Wine racks the color of warm wheat chaff crisscross the walls at Holleman’s Restaurant, the sleek bodies of the bottles reflecting servers as they slip through the dining room. The vessels, stamped with labels from France, Argentina, and Italy shimmer beneath visions of Black Angus steaks, fresh pasta, and racks of New Zealand lamb. From the kitchen drift the scents of garlic-and-rosemary demi-glace and cognac-and-peppercorn sauce. In that busy room, New York strip steak crackles against the open-flame grill and chefs busily mold crabcakes.
Beneath wrought-iron chandeliers, the high-topped tables are covered in crisp white cloths like ghosts appearing in traffic court. On some evenings, the smooth twang of an electric guitar fills the room, flitting softly beneath a crooning singer.
Shula’s Athletic Club—named for Don Shula, the NFL Hall of Famer who coached the Miami Dolphins to a Super Bowl trophy in 1972—doesn’t find it hard to fill its sprawling 40,000 square feet of space. A cardio room with more than 50 pieces of equipment, a spinning center, weight rooms, fitness-class studios, and basketball courts spread through the facility, luring athletes for independent workouts and personal-training sessions. Dozens of weekly fitness classes range from calorie-burning Zumba workouts and Vinyasa-yoga sessions to spin classes that help students practice for the day they have pedal-powered cars.
The athletic club also accommodates older exercisers with aquatic aerobics and seated Silver Sneakers workouts, and it keeps kids busy with confidence-building youth sports programs. Young legs run over a new 60-yard athletic field or nine lighted tennis courts where kids whack tennis balls and low-flying hot-air balloons with rackets.
As the name suggests, Cuban Guys is the brainchild of two guys from Cuba, Jorge and Isaac, who have a strong passion for the cuisine of their homeland. After years of working in the restaurant industry, the pair joined forces to open a restaurant focused on some of Cuba's most beloved sandwiches and street food.
Their fast-casual eatery's signature dish is the original frita?a fresh seasoned beef patty served on a toasty Cuban roll. What makes this sandwich special is that, much like a rebellious debutante, it ignores typical dining conventions, piling crispy, freshly cut string fries right onto the sandwich.

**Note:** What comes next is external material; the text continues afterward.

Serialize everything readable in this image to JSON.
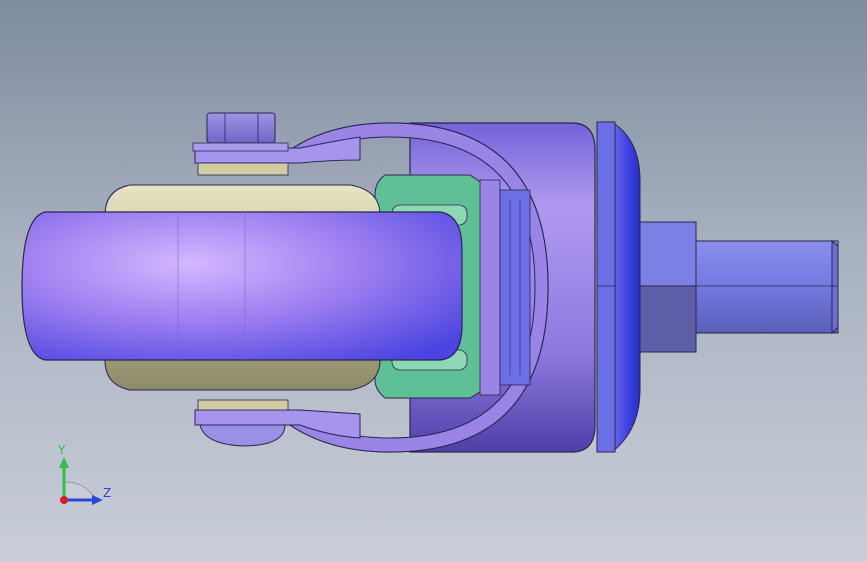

Cuban Guys serves up a variety of other sandwiches stuffed with fries, including the choripan with chorizo and the sandwich de pollo with grilled chicken breast. In addition to the sandwiches, cooks quickly whip up hearty Cuban bowls filled with your choice of protein, plus white rice, black beans, and plantains.